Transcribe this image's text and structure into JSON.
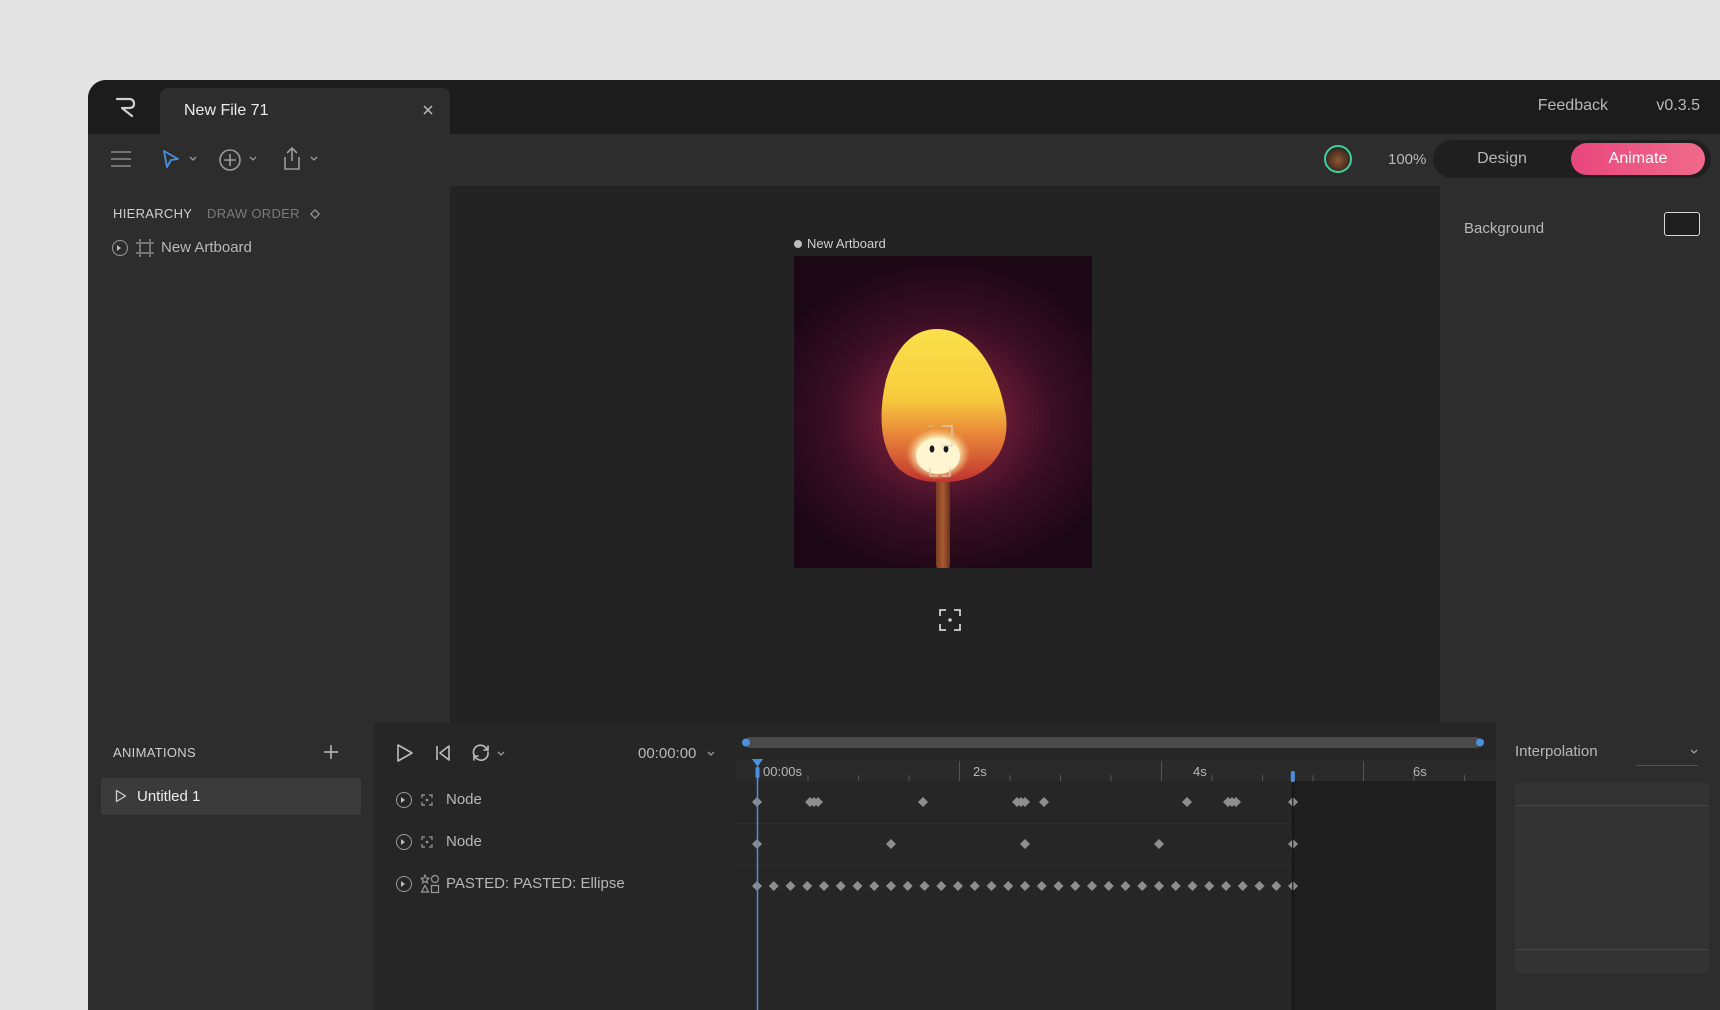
{
  "app": {
    "tab_title": "New File 71",
    "feedback": "Feedback",
    "version": "v0.3.5",
    "zoom": "100%",
    "modes": [
      "Design",
      "Animate"
    ],
    "active_mode": "Animate",
    "accent_color": "#ea4a80",
    "playhead_color": "#4a90e2"
  },
  "hierarchy": {
    "tab_hierarchy": "HIERARCHY",
    "tab_draw_order": "DRAW ORDER",
    "items": [
      {
        "label": "New Artboard"
      }
    ]
  },
  "stage": {
    "artboard_label": "New Artboard"
  },
  "inspector": {
    "background_label": "Background"
  },
  "animations": {
    "title": "ANIMATIONS",
    "items": [
      {
        "label": "Untitled 1"
      }
    ]
  },
  "timeline": {
    "time": "00:00:00",
    "ruler": [
      "00:00s",
      "2s",
      "4s",
      "6s"
    ],
    "layers": [
      {
        "label": "Node",
        "icon": "node-icon"
      },
      {
        "label": "Node",
        "icon": "node-icon"
      },
      {
        "label": "PASTED: PASTED: Ellipse",
        "icon": "shapes-icon"
      }
    ],
    "work_area_end_seconds": 5.3
  },
  "interpolation": {
    "title": "Interpolation"
  }
}
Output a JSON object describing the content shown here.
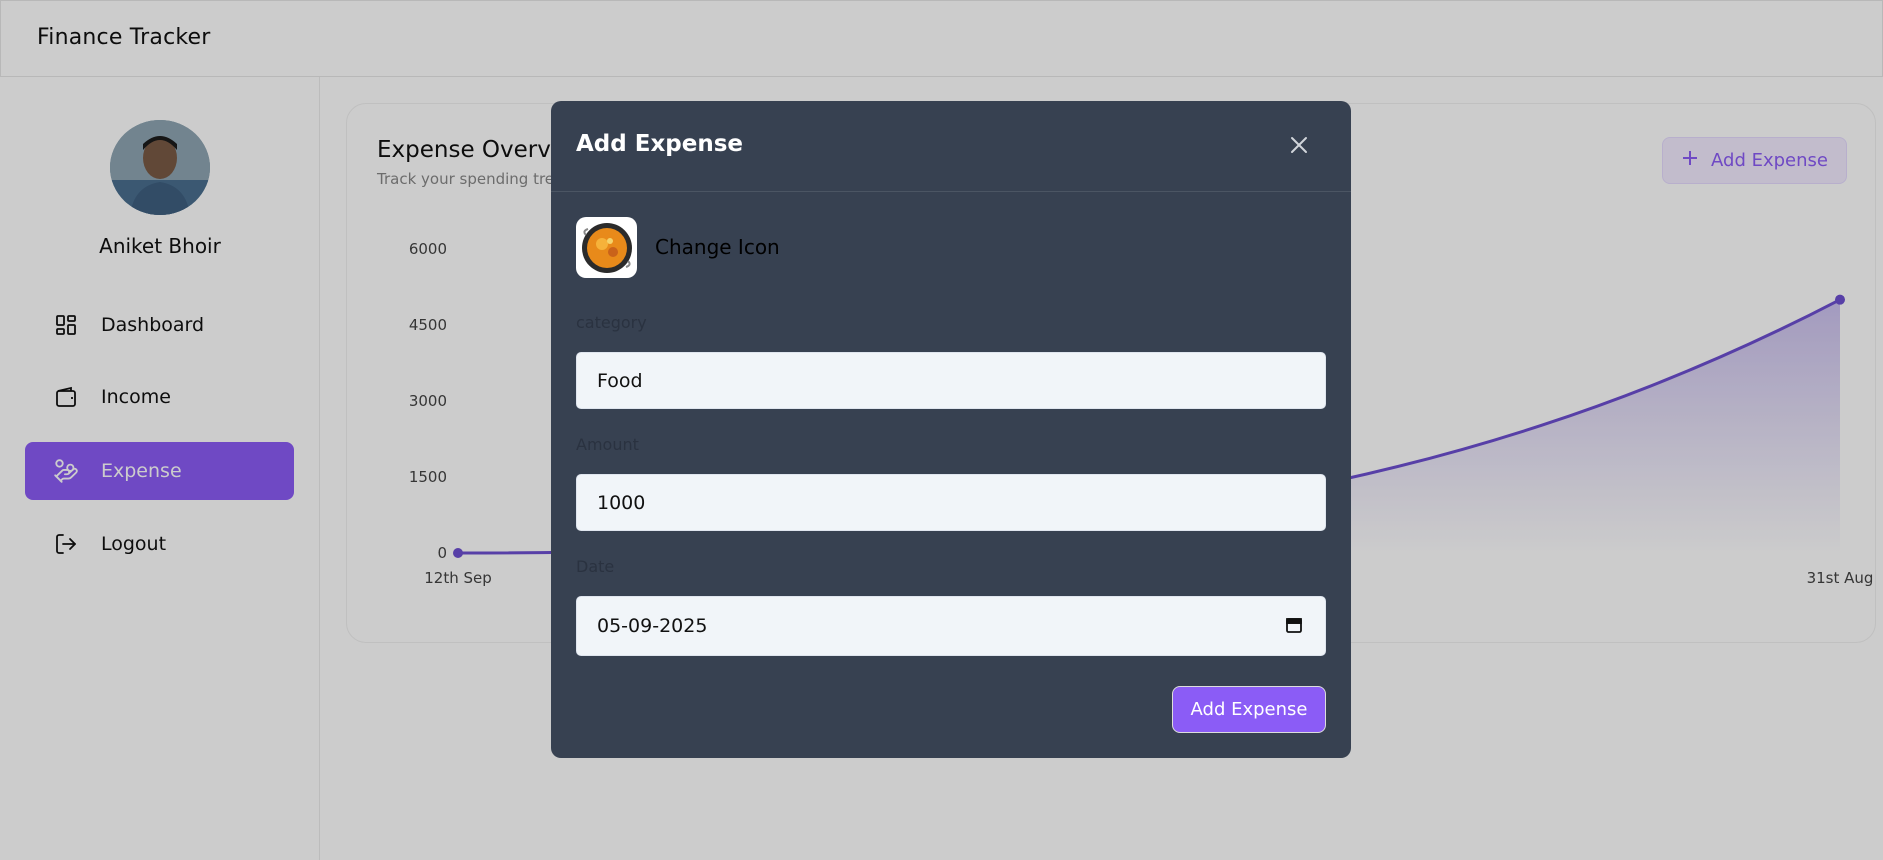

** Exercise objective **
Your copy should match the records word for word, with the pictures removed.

** Answer space **
Transcribe this image's text and structure into JSON.
{
  "app": {
    "tab_title": "New File 71",
    "feedback": "Feedback",
    "version": "v0.3.5",
    "zoom": "100%",
    "modes": [
      "Design",
      "Animate"
    ],
    "active_mode": "Animate",
    "accent_color": "#ea4a80",
    "playhead_color": "#4a90e2"
  },
  "hierarchy": {
    "tab_hierarchy": "HIERARCHY",
    "tab_draw_order": "DRAW ORDER",
    "items": [
      {
        "label": "New Artboard"
      }
    ]
  },
  "stage": {
    "artboard_label": "New Artboard"
  },
  "inspector": {
    "background_label": "Background"
  },
  "animations": {
    "title": "ANIMATIONS",
    "items": [
      {
        "label": "Untitled 1"
      }
    ]
  },
  "timeline": {
    "time": "00:00:00",
    "ruler": [
      "00:00s",
      "2s",
      "4s",
      "6s"
    ],
    "layers": [
      {
        "label": "Node",
        "icon": "node-icon"
      },
      {
        "label": "Node",
        "icon": "node-icon"
      },
      {
        "label": "PASTED: PASTED: Ellipse",
        "icon": "shapes-icon"
      }
    ],
    "work_area_end_seconds": 5.3
  },
  "interpolation": {
    "title": "Interpolation"
  }
}
Output a JSON object describing the content shown here.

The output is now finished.